They really want to say 'I do.' But instead of getting married, many couples today are just living together. Why? Weddings are too expensive.
That's the word from a University of Michigan researcher who says that with the average cost of a traditional wedding approaching $20,000 (or more depending on where you live), a lack of money rather than love or commitment may be the reason so many young couples are living together instead of getting married.
Tradition has been burned by the almighty dollar.
"Financial barriers to marriage are a significant issue for many young, working- and middle-class couples as well as for the poor and near-poor," Pamela Smock, sociologist and the associate director of the U-M Institute for Social Research, said in a news release. "Despite the retreat from marriage, it remains a highly valued status." It's just not easily attainable.
Many studies have shown that people who are economically well-off are not only more likely to get married, but also to stay married. This new research by Smock and Bowling Green State University sociologist Wendy Manning suggests that the wedding budget pinch is being felt by more than low-income couples.
The study: Smock and Manning interviewed 115 young adults who were either living with a lover or had just recently cohabitated. The majority earned less than $20,000 a year, while only 7 percent earned more than $40,000. They were each asked what they needed to have "in place" in order to marry.
The results: Nearly 75 percent of those interviewed cited at least one economic factor that must be in place before they could marry. "Having enough money was a common consideration, along with the view that marriage signifies that one is no longer struggling economically; in essence, that marriage comes when one has already achieved a certain economic status," Smock said. "Most commonly, this status includes home ownership, getting out of debt, financial stability, and essentially not living paycheck to paycheck." In addition, the team found that having enough money to afford what the couples called "a real wedding" was of great concern for many.
Getting married in front of the justice of the peace in the local courthouse didn't qualify as "a real wedding." Couples said they were willing to delay marriage until they could afford a traditional church wedding and reception. Many noted that their parents were unable to help with wedding expenses, so that financial burden would fall on the couple.

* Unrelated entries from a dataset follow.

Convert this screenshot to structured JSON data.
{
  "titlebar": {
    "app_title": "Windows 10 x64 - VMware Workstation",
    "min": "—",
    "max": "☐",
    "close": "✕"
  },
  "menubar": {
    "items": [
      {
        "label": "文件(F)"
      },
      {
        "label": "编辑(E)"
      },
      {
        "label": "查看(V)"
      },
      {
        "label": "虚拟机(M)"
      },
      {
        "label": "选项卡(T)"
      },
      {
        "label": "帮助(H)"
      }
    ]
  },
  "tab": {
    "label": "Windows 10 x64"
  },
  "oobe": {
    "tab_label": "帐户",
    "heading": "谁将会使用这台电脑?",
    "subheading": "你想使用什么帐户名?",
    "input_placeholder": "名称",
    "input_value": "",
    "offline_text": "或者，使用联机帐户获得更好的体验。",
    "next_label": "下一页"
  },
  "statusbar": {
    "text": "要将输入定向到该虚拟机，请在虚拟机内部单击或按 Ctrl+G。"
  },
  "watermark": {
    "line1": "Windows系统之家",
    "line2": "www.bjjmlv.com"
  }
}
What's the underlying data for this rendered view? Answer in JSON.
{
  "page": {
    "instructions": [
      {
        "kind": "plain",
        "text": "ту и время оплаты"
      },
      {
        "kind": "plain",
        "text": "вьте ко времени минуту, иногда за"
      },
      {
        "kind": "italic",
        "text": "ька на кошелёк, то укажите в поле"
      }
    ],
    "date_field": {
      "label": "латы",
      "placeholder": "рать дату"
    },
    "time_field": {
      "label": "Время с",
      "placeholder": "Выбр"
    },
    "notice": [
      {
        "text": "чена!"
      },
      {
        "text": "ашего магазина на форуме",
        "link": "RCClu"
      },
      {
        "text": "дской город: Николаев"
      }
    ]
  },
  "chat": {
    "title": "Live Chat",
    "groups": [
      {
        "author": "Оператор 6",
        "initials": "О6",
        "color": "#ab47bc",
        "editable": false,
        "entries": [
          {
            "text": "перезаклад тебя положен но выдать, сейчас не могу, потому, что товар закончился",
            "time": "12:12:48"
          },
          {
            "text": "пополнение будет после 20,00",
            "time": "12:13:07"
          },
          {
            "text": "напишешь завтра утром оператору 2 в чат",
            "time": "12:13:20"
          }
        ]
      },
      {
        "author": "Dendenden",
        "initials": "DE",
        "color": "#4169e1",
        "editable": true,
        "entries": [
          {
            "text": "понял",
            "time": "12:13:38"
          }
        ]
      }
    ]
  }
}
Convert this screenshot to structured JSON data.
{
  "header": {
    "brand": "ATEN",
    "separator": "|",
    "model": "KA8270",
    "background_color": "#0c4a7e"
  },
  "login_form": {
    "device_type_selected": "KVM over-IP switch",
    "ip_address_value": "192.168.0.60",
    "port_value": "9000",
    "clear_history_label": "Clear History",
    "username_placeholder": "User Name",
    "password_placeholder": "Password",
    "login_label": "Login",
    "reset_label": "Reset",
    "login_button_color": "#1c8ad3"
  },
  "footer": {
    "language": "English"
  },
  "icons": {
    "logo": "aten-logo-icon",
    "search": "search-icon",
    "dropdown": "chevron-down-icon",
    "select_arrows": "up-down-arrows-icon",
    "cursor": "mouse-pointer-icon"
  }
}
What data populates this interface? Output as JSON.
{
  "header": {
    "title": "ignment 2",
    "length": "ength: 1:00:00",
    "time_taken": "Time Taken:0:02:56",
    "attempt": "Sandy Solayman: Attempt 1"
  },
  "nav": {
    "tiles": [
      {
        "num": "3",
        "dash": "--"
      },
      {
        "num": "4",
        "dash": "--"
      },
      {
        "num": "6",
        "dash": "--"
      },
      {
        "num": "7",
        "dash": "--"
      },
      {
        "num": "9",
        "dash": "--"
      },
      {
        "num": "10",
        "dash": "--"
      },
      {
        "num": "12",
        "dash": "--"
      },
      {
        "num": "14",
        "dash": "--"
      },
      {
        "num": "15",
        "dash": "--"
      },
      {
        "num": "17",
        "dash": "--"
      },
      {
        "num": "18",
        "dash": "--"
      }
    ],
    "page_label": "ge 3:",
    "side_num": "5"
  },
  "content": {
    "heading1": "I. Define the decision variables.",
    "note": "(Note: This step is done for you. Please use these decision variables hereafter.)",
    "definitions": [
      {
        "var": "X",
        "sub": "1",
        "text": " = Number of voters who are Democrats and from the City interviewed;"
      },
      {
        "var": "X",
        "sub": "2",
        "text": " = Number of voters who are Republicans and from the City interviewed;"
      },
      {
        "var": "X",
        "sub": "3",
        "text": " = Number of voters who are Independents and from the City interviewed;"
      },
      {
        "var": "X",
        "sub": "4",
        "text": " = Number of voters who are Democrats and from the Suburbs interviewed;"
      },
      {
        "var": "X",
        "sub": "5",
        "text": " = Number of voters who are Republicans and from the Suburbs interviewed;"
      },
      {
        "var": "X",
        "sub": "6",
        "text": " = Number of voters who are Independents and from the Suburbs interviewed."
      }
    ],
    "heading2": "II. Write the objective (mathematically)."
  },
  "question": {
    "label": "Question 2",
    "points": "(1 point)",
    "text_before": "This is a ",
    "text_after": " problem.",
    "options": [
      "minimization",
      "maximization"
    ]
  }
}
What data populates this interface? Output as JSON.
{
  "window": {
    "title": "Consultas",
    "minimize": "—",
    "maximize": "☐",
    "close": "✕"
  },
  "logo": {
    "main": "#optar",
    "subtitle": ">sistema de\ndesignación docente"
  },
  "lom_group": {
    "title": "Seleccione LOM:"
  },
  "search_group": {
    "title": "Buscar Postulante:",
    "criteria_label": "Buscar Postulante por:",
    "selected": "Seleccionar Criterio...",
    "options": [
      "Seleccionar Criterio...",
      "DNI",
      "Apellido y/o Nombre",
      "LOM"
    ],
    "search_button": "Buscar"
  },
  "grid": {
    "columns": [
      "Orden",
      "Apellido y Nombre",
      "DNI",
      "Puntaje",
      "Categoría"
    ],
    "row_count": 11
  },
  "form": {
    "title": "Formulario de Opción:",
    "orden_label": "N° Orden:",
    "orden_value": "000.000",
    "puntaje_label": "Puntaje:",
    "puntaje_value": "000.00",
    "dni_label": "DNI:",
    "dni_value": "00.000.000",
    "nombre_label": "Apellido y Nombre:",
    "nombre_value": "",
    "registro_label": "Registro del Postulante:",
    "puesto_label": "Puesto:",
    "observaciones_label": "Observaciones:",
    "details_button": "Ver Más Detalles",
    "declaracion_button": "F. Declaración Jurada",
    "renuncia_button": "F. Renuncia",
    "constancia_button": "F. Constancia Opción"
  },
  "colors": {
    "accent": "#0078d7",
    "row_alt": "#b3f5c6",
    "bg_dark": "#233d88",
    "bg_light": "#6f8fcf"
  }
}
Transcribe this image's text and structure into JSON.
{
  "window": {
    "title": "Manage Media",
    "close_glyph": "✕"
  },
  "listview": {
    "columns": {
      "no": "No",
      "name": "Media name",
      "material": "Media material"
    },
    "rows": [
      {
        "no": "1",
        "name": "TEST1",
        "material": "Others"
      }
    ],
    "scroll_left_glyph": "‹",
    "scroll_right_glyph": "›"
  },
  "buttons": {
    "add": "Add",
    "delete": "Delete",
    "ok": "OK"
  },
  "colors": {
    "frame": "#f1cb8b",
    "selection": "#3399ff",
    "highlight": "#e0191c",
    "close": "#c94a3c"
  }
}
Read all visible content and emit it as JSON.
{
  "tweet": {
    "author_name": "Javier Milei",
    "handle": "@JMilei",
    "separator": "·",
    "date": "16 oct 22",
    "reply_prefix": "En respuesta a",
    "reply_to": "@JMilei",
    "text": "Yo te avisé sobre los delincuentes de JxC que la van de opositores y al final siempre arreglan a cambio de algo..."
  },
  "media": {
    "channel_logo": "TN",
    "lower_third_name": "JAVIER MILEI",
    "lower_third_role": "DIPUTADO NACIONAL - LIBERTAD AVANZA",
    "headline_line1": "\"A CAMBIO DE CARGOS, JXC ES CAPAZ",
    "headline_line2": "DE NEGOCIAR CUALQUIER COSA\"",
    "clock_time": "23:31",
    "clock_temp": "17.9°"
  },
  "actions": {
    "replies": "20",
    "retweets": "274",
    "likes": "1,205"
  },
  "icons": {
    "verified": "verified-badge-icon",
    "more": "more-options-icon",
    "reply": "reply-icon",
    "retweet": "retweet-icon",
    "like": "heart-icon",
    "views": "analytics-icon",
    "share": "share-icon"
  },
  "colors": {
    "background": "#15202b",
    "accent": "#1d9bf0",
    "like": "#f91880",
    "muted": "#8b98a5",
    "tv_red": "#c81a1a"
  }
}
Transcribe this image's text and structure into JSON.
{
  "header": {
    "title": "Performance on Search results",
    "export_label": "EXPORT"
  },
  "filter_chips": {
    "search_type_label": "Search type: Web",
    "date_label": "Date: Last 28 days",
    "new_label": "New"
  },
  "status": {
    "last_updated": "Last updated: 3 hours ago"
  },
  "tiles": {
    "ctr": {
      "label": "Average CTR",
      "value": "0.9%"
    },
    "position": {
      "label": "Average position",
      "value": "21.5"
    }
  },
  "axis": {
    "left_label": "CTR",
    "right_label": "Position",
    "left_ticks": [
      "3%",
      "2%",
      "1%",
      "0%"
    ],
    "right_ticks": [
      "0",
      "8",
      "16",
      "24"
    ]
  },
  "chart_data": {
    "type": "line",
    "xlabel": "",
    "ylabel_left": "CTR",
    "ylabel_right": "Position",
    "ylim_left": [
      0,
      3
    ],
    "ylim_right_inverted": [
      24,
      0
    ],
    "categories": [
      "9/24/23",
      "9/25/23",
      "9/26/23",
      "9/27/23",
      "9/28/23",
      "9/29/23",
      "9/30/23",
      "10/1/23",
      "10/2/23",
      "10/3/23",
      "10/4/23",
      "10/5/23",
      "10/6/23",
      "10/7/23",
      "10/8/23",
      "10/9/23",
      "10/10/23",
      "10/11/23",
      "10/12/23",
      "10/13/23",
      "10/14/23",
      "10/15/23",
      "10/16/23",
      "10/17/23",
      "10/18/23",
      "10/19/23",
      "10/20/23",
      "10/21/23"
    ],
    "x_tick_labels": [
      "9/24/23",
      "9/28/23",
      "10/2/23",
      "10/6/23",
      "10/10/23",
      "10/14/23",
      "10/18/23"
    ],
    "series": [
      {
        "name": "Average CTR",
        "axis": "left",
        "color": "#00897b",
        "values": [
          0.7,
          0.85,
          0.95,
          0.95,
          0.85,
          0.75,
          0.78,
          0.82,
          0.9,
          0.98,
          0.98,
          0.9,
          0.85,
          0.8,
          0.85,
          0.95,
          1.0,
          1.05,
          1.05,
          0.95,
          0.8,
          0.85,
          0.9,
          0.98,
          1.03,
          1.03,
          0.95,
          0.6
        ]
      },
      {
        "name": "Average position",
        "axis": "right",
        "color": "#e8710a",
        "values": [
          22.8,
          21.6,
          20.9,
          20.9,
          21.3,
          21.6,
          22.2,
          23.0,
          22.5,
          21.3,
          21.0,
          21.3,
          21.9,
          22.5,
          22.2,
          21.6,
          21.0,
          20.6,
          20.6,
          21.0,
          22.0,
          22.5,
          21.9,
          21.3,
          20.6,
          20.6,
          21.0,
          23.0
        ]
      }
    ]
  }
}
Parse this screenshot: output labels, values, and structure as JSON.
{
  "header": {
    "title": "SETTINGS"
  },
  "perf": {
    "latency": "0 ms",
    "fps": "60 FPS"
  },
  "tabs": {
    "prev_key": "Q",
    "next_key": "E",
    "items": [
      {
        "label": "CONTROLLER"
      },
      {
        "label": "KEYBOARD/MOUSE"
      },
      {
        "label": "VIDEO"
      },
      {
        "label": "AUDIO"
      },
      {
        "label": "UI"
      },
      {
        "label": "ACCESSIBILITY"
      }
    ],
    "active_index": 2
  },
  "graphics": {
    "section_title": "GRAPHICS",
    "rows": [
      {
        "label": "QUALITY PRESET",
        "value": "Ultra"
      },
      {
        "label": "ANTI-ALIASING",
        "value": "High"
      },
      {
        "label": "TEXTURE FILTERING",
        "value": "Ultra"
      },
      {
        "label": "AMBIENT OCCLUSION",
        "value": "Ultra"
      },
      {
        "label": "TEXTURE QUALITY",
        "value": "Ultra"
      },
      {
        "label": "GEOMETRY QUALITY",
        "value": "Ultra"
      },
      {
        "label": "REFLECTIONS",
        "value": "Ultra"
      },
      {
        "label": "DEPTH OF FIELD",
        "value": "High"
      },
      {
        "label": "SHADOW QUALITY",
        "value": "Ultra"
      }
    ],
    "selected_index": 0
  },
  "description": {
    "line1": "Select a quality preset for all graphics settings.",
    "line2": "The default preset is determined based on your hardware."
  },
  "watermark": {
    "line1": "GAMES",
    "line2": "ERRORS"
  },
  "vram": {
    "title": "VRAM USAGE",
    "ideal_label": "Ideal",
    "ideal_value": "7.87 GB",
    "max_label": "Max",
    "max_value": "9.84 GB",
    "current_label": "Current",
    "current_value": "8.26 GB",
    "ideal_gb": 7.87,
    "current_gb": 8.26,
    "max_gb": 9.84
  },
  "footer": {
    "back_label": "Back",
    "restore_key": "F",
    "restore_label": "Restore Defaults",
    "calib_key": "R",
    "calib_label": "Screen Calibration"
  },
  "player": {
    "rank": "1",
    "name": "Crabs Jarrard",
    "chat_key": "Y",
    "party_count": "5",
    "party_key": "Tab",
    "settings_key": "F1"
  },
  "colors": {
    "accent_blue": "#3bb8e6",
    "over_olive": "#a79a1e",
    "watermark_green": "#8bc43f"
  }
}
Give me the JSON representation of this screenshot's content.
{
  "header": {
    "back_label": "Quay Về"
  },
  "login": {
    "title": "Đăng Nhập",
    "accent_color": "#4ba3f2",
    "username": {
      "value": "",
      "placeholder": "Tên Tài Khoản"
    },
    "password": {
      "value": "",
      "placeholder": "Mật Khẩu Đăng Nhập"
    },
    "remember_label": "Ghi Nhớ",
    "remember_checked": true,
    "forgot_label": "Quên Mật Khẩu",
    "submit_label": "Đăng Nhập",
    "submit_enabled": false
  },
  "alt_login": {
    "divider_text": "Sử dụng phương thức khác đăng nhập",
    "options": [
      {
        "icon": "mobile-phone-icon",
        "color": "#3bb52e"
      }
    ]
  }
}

One interesting finding: The researchers also found that nearly 25 percent of men and women believed that the decision to marry would be postponed until the man earned enough to support the couple as the primary breadwinner. "Despite the prevailing view that cohabitors are less invested in tradition than those who do not cohabit, many make a direct and conscious connection between willingness to marry and the male partner's ability to provide," Smock explained.
High expectations for marriage are causing a retreat from marriage. "We expect so much from marriage that we avoid it until it is clear that our expectations will be met," she said. "I'm putting my money on marriage. Whether cohabitation becomes more like marriage or marriage more like cohabitation, something like marriage is here to stay."